§ **EXERCISE DESCRIPTION**: The answer should be each line from the entries below that has the word "Wait" in it.
=== PROVIDED DATA ===
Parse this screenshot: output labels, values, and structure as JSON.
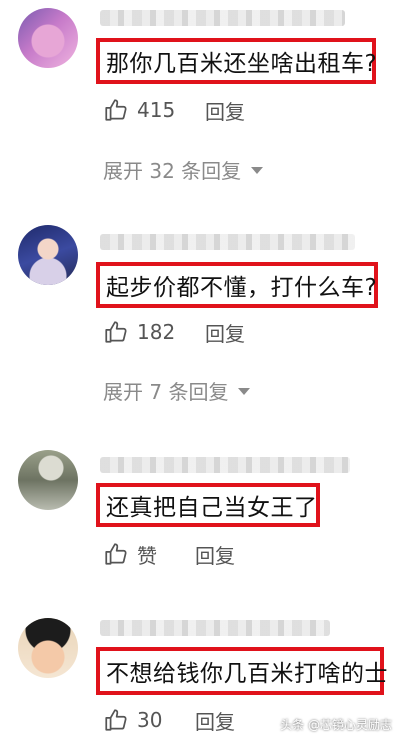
{
  "comments": [
    {
      "text": "那你几百米还坐啥出租车?",
      "likes": "415",
      "reply_label": "回复",
      "expand_label": "展开 32 条回复"
    },
    {
      "text": "起步价都不懂，打什么车?",
      "likes": "182",
      "reply_label": "回复",
      "expand_label": "展开 7 条回复"
    },
    {
      "text": "还真把自己当女王了",
      "likes": "赞",
      "reply_label": "回复"
    },
    {
      "text": "不想给钱你几百米打啥的士",
      "likes": "30",
      "reply_label": "回复"
    }
  ],
  "watermark": "头条 @芯镜心灵励志",
  "icons": {
    "like": "thumbs-up-icon",
    "expand": "caret-down-icon"
  },
  "colors": {
    "highlight_border": "#e0121b",
    "muted_text": "#8a8a8a"
  }
}
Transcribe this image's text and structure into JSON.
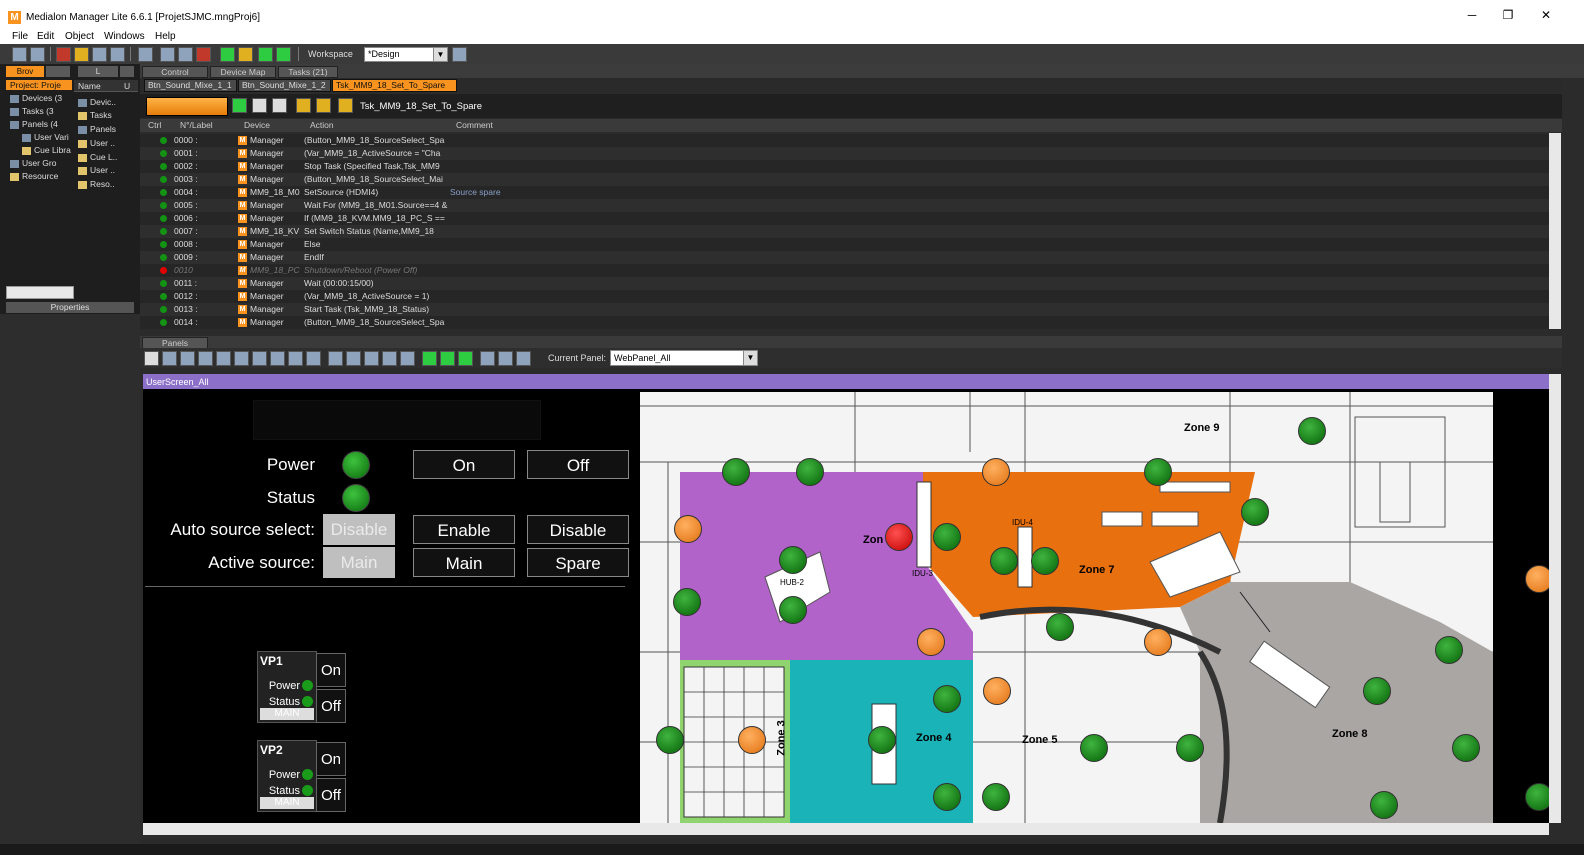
{
  "window": {
    "title": "Medialon Manager Lite 6.6.1  [ProjetSJMC.mngProj6]",
    "app_icon": "M"
  },
  "window_controls": {
    "minimize": "─",
    "maximize": "❐",
    "close": "✕"
  },
  "menu": [
    "File",
    "Edit",
    "Object",
    "Windows",
    "Help"
  ],
  "toolbar": {
    "workspace_label": "Workspace",
    "workspace_value": "*Design"
  },
  "left_tabs": {
    "browser": "Brov",
    "list": "L"
  },
  "tree": [
    {
      "label": "Project: Proje"
    },
    {
      "label": "Devices (3"
    },
    {
      "label": "Tasks (3"
    },
    {
      "label": "Panels (4"
    },
    {
      "label": "User Vari"
    },
    {
      "label": "Cue Libra"
    },
    {
      "label": "User Gro"
    },
    {
      "label": "Resource"
    }
  ],
  "tree2_header": {
    "name": "Name",
    "u": "U"
  },
  "tree2": [
    "Devic..",
    "Tasks",
    "Panels",
    "User ..",
    "Cue L..",
    "User ..",
    "Reso.."
  ],
  "properties_label": "Properties",
  "main_tabs": [
    "Control",
    "Device Map",
    "Tasks (21)"
  ],
  "task_tabs": [
    "Btn_Sound_Mixe_1_1",
    "Btn_Sound_Mixe_1_2",
    "Tsk_MM9_18_Set_To_Spare"
  ],
  "task_name": "Tsk_MM9_18_Set_To_Spare",
  "task_headers": {
    "ctrl": "Ctrl",
    "label": "N°/Label",
    "device": "Device",
    "action": "Action",
    "comment": "Comment"
  },
  "task_rows": [
    {
      "num": "0000 :",
      "device": "Manager",
      "action": "(Button_MM9_18_SourceSelect_Spa",
      "comment": "",
      "status": "green"
    },
    {
      "num": "0001 :",
      "device": "Manager",
      "action": "(Var_MM9_18_ActiveSource = \"Cha",
      "comment": "",
      "status": "green"
    },
    {
      "num": "0002 :",
      "device": "Manager",
      "action": "Stop Task (Specified Task,Tsk_MM9",
      "comment": "",
      "status": "green"
    },
    {
      "num": "0003 :",
      "device": "Manager",
      "action": "(Button_MM9_18_SourceSelect_Mai",
      "comment": "",
      "status": "green"
    },
    {
      "num": "0004 :",
      "device": "MM9_18_M0",
      "action": "SetSource (HDMI4)",
      "comment": "Source spare",
      "status": "green"
    },
    {
      "num": "0005 :",
      "device": "Manager",
      "action": "Wait For (MM9_18_M01.Source==4 &",
      "comment": "",
      "status": "green"
    },
    {
      "num": "0006 :",
      "device": "Manager",
      "action": "If (MM9_18_KVM.MM9_18_PC_S ==",
      "comment": "",
      "status": "green"
    },
    {
      "num": "0007 :",
      "device": "MM9_18_KV",
      "action": "   Set Switch Status (Name,MM9_18",
      "comment": "",
      "status": "green"
    },
    {
      "num": "0008 :",
      "device": "Manager",
      "action": "Else",
      "comment": "",
      "status": "green"
    },
    {
      "num": "0009 :",
      "device": "Manager",
      "action": "EndIf",
      "comment": "",
      "status": "green"
    },
    {
      "num": "0010",
      "device": "MM9_18_PC",
      "action": "Shutdown/Reboot (Power Off)",
      "comment": "",
      "status": "red"
    },
    {
      "num": "0011 :",
      "device": "Manager",
      "action": "Wait (00:00:15/00)",
      "comment": "",
      "status": "green"
    },
    {
      "num": "0012 :",
      "device": "Manager",
      "action": "(Var_MM9_18_ActiveSource = 1)",
      "comment": "",
      "status": "green"
    },
    {
      "num": "0013 :",
      "device": "Manager",
      "action": "Start Task (Tsk_MM9_18_Status)",
      "comment": "",
      "status": "green"
    },
    {
      "num": "0014 :",
      "device": "Manager",
      "action": "(Button_MM9_18_SourceSelect_Spa",
      "comment": "",
      "status": "green"
    }
  ],
  "panels_label": "Panels",
  "current_panel_label": "Current Panel:",
  "current_panel_value": "WebPanel_All",
  "screen_title": "UserScreen_All",
  "controls": {
    "power_label": "Power",
    "status_label": "Status",
    "auto_source_label": "Auto source select:",
    "active_source_label": "Active source:",
    "auto_source_value": "Disable",
    "active_source_value": "Main",
    "on": "On",
    "off": "Off",
    "enable": "Enable",
    "disable": "Disable",
    "main": "Main",
    "spare": "Spare"
  },
  "vp": [
    {
      "title": "VP1",
      "power": "Power",
      "status": "Status",
      "mode": "MAIN",
      "on": "On",
      "off": "Off"
    },
    {
      "title": "VP2",
      "power": "Power",
      "status": "Status",
      "mode": "MAIN",
      "on": "On",
      "off": "Off"
    }
  ],
  "floor": {
    "zones": [
      "Zone 9",
      "Zone 7",
      "Zone 3",
      "Zone 4",
      "Zone 5",
      "Zone 8",
      "Zon"
    ],
    "labels": [
      "IDU-4",
      "IDU-3",
      "HUB-2"
    ],
    "zone_colors": {
      "purple": "#b263c9",
      "orange": "#e8700e",
      "teal": "#1ab3b8",
      "green": "#8fd46e",
      "grey": "#a9a6a3"
    },
    "dot_colors": {
      "green": "#149214",
      "orange": "#f8941f",
      "red": "#e00000"
    }
  }
}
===
§ **FINAL ANSWER**:
      "action": "Wait For (MM9_18_M01.Source==4 &",
      "action": "Wait (00:00:15/00)",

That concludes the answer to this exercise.